Help Prevent Window Strikes

Birds will strike a window for various reasons. They hit the window mostly when they are panicked or during territorial chases. Occasionally, a bird will not recognize a window and mistake the reflection of the sky or yard for safe passage. Birds that collide with glass while in free-flight are rarely just “stunned”, even if they are able to fly away after a period of recovery. Most suffer internal injuries and should be, if possible, examined by a licensed wildlife rehabber. The best cure is to make your windows bird-safe.

You can make your windows safer with one or more of the following steps

  • Place bird feeding stations within three feet (1 meter) of the window or beyond ten feet (3 meters). Within three feet, birds ‘fleeing’ the feeder area will not have built up enough speed to injure themselves if they strike the window.

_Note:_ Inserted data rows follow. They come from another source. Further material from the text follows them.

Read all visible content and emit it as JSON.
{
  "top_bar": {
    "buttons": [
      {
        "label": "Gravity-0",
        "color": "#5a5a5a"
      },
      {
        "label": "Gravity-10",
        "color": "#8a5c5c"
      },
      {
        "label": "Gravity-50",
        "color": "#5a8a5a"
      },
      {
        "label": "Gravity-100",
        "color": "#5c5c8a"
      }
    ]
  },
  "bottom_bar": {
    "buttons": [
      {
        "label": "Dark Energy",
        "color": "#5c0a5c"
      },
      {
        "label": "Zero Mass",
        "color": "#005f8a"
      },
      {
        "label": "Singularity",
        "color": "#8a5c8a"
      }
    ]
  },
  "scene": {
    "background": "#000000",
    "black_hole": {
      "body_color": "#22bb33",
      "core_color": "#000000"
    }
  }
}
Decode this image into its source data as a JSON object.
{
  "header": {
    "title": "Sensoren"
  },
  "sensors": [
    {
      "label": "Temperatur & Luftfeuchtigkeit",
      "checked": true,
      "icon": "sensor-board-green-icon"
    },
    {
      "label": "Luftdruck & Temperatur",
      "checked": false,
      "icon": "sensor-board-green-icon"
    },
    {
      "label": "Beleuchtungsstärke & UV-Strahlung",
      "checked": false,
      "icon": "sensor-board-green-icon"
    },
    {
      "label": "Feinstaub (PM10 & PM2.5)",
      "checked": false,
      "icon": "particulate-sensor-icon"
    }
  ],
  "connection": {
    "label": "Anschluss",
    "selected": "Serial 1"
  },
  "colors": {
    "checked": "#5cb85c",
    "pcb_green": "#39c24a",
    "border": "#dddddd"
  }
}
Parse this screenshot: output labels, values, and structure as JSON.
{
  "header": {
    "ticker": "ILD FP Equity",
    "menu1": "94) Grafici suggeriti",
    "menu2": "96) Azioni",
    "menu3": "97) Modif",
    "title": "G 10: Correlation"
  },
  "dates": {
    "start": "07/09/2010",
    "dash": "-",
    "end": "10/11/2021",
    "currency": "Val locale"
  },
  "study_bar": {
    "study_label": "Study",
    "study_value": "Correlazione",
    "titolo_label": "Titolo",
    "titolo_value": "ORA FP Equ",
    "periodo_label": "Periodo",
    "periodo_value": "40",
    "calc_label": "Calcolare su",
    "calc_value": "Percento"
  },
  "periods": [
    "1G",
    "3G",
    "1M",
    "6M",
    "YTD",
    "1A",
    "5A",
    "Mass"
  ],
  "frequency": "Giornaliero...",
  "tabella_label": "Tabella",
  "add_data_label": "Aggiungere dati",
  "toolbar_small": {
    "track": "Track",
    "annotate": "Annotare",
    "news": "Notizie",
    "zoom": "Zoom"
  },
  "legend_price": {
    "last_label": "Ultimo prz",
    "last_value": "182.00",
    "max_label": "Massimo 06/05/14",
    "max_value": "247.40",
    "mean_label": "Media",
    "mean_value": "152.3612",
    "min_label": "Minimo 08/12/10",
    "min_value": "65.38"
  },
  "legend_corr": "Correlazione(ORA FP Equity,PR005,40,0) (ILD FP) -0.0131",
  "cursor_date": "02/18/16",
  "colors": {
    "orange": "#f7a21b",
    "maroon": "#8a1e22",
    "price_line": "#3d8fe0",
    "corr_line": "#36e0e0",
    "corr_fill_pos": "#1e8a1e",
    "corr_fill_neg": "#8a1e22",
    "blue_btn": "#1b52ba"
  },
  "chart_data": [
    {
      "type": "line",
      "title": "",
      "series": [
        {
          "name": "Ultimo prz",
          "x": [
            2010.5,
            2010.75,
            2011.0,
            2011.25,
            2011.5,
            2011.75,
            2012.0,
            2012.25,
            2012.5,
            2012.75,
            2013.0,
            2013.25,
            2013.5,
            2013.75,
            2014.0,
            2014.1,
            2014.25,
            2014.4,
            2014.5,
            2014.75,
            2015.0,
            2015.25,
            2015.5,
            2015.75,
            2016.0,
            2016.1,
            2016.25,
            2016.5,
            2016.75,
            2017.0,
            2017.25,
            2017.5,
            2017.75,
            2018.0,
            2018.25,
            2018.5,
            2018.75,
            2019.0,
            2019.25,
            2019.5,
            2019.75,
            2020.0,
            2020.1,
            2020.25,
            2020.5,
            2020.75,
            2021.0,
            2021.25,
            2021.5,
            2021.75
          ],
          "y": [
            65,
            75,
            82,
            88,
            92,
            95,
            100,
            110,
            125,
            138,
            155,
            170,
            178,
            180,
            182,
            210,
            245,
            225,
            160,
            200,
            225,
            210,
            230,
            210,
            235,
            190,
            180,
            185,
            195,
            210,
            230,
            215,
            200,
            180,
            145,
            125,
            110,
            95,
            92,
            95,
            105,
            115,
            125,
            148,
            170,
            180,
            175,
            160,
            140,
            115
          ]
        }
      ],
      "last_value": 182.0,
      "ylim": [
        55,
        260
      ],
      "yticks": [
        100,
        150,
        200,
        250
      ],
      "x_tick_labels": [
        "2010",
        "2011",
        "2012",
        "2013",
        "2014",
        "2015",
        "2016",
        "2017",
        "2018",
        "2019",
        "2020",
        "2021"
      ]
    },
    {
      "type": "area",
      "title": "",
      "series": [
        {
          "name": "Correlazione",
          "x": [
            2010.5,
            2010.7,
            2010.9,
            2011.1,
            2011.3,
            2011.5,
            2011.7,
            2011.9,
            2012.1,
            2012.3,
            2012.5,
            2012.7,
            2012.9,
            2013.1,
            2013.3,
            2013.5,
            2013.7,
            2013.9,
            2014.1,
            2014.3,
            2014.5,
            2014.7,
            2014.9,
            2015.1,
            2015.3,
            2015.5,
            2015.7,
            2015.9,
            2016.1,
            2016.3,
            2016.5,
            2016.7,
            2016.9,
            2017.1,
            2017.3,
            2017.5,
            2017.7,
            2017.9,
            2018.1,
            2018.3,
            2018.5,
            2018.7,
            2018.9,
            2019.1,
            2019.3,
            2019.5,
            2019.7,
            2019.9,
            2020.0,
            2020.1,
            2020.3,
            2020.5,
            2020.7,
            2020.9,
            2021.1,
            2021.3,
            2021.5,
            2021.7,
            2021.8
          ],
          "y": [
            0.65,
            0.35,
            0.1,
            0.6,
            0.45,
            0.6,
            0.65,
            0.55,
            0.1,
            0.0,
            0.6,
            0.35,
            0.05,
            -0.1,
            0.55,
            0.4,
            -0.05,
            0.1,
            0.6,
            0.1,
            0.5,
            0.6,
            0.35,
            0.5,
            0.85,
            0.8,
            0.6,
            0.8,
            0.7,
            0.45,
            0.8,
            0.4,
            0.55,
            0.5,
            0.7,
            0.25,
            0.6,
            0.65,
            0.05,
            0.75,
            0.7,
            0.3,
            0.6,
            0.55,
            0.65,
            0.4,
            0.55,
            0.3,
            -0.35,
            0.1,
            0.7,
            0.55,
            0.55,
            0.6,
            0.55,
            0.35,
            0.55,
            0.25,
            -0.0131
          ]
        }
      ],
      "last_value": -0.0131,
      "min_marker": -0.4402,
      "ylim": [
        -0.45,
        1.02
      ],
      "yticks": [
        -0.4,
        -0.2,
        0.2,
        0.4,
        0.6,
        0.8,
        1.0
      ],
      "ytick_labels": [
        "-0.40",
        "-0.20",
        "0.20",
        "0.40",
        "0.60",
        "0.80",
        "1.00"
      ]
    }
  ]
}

Beyond ten feet, birds will have enough time to spot and avoid the window.
  • Set up a window feeder. It will help increase the birds’ awareness of the window and provide you close views of them feeding.
  • Window screens are a great solution. If your windows don’t have screens, there are some netting options you can purchase to install over your windows to keep birds from injuring themselves.
  • Hanging vertical exterior strips across the window at 4 inch (10 cm) intervals can be a good deterrent; especially, if they are a reflective mylar ribbon or even paracord.
  • Try films or other window applications that create contrast. Research indicates the key to effectiveness is having them close enough together; usually within 4 inches (10 cm) vertically and 2 inches (5 cm) horizontally.
  • Interior vertical or horizontal blinds with the slats half-open may make the window more visible and cut down on some bird casualties. Go outside and look to see if it is visible. If you can’t see it, the birds can’t see it.
  • Soaping the window or using spray-snow is a good temporary solution to deter collisions until you can install a more permanent solution

Go to the following site for more detailed information and solutions:

American Bird Conservancy, Stop Birds Hitting Windows page,

How you can help an injured bird?

Taking care of injured birds and wildlife should be left to people who know how to do it best. Contact Wild Birds Unlimited Savannah at 912.961.3455 for help locating a local rehabilitator. Or try this website to locate a rehabilitator, as well as The Humane Society websites for rehabilitators in the U.S. by state.

Window Attacks

Sometimes birds see their reflection in a window or even a car mirror and will attack the perceived intruder by pecking at the window or repeatedly dashing at the window. They are trying to chase the competitor out of their territory. This territorial behavior often happens during nesting season with cardinals, bluebirds, robins, mockingbirds, and other birds. You can deter the attacks by removing the reflection.

Because this is a seasonal behavior, it can be prevented with temporary measures such as covering the outside of the window with soap, newspaper, tempera paint, or a snow-type spray. Also, shining a bright light through the window from inside during the day may help eliminate any reflections on the outside.

What should you do if you find an orphaned bird?

The best thing to do if you find a baby bird is to leave it alone. If the bird appears as though it has fallen from a nest, an attempt to locate the nest can be made, and the bird can be carefully returned. If the bird has feathers, it may be a fledged bird and a parent bird is probably close by. As long as the bird is in no danger from cats or other predators, it is best to watch the bird from a distance to see if a parent returns after an hour or so before determining that the bird needs human help.

If a nest cannot be located or the bird is “rescued,” call a licensed wildlife rehabilitator to care for the bird as raising orphaned birds should be done by someone with specialized knowledge and a permit to have wild birds in captivity.

For more information about orphaned birds, visit our partner:
Orphaned Bird Care at